Apart from the Christian Democrats, the
Communists are the only Italian political organ- isation which can afford to employ a large permanent staff of full-time officials. But while the finances of the Christian Democrats have recently been dwindling, the assets of the PCI continue to flourish. Unlike other parties, it has many ways of raising money. For a long time it was thought that the chief source was the Russians, but funds come too from party mem- bership, the sale of periodicals, the profits from entertainments, subscriptions to L'Unita, the profits made by Italian firms trading with Communist countries, and, finally, from contri- butions paid by the 'red employers.' In Emilia, for instance, a region particularly affected by the economic -boom, a good number of small• craftsmen, and even ordinary workers, have suc- ceeded in becoming the proprietors of medium- sized concerns in a very short time.
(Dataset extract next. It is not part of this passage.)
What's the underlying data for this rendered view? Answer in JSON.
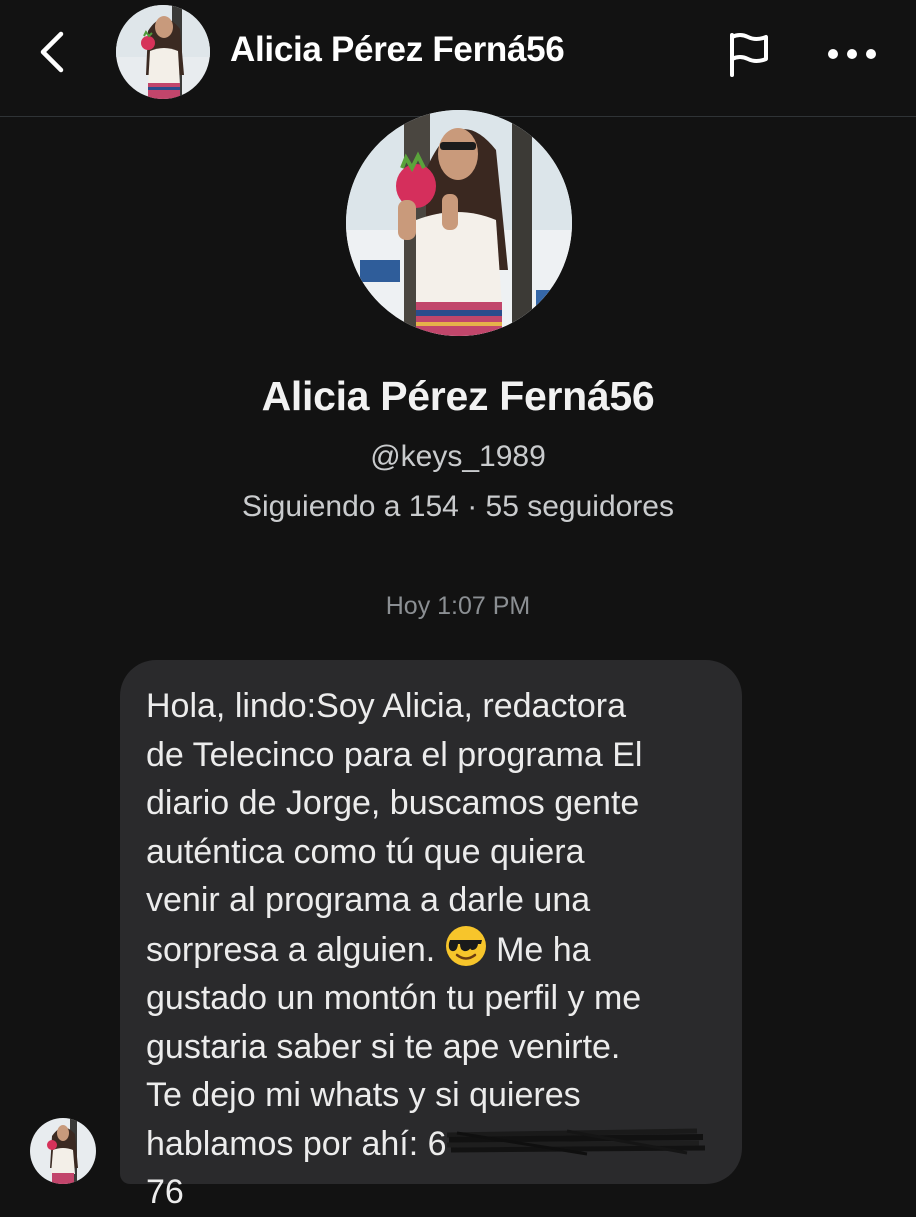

Many of the new bosses saw the advantage of keeping their PCI cards for the practical benefits involved. Thus they increase their bargaining power with Italy's largest trade union, which is under Com- munist control, and get a better deal with the local public administration, which again .is Communist-dominated. For this contributions to the PCI are a small price to pay.
The party has happily turned its back on the working-class Communist image and become a more respectable middle-class party. On many occasions the late Signor Togliatti, the popular leader of the party, affirmed that if it should be voted into power, it would never dream of abolishing the capitalist system in Italy. At the time, his death seemed a very hard blow for the party. It might still bring, however, radical changes in the party line for achieving govern- mental responsibility. The younger elements seem tired of waiting for the revolution of the Italian proletariat to seize the opportunity of running Italy. They want to get there as quickly as pos- sible, and in this light it is worth noting that two tactical approaches have recently been put forward within the party.
Pietro Ingrao, a former prot6g6 of Togliatti, wants the PCI to preserve its own image, but at the same time to be prepared to gain more ideological autonomy from Moscow in order to develop something like Tito's brand of Com- munism. Another faction, which apart from Signor Longo, the general secretary who took over from Togliatti, has a major exponent and another product of the younger generation in Signor Amendola, believes that the only way to get the PCI into the government is to per- suade the other Italian left-wing parties to join them in aiming at a common target. These latter tactics were successful last December when the Communists united with the Socialists to elect Signor Giuseppe Saragat President • of the Republic.
It is a far cry from this episode to the prospect of a Communist government in Italy. Under the strong new leadership of Paul VI the Church is more determined than ever to stand firm against any competitor, to perform the same job, even if in a different way.
However, more than seeing the Church return to the times of fierce anti-Communist crusade when electors were threatened with excommuni- cation, one would wish to see the country managed by a ruling class more alive to the task of getting it through the present transitional stage.
If this should happen, then Communism might recede into the dim background of Italy's twelve second-grade parties which at present make up the wide political geography of the country. But until then the chances of the PCI gaining further ground are distinctly good.